Task statement: Each line in the records below that has the word "icon" should be copied.

Component data from apps and pages
....

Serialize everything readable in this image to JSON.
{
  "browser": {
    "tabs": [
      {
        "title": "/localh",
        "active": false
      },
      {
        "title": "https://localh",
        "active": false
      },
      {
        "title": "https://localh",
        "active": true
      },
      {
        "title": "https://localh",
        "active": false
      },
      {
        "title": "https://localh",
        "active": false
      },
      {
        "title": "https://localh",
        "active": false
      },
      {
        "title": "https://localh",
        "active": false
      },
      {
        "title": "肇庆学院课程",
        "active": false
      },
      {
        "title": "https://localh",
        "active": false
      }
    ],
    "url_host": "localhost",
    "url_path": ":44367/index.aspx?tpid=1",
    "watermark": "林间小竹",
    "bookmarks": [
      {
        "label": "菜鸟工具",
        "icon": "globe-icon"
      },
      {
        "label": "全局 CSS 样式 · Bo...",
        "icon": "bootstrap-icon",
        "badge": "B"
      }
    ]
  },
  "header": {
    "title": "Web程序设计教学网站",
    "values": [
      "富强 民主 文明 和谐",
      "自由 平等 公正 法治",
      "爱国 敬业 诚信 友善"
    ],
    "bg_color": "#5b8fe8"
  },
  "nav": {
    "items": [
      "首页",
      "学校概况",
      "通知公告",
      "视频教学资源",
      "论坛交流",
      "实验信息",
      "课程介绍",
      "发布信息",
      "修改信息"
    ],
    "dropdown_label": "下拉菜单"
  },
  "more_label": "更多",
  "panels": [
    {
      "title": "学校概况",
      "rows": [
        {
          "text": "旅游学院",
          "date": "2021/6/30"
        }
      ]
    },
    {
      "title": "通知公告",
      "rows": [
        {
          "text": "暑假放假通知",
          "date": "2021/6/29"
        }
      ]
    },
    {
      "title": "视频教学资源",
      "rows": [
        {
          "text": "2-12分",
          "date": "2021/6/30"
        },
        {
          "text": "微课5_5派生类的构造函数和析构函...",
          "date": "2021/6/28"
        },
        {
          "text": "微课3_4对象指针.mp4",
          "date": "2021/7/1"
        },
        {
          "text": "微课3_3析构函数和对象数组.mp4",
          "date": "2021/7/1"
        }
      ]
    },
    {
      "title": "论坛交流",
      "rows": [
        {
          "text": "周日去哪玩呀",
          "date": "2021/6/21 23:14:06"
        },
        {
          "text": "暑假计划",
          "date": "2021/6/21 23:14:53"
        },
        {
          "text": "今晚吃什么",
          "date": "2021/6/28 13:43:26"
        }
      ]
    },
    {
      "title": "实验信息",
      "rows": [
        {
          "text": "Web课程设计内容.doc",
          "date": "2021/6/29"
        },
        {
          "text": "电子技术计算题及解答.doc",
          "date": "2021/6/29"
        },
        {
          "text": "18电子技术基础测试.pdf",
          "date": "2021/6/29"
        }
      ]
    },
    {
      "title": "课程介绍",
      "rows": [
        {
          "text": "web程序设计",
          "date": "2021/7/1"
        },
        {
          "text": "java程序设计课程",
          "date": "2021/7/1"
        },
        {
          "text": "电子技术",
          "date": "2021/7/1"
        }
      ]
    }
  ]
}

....

Answer to this problem:
        "icon": "globe-icon"
        "icon": "bootstrap-icon",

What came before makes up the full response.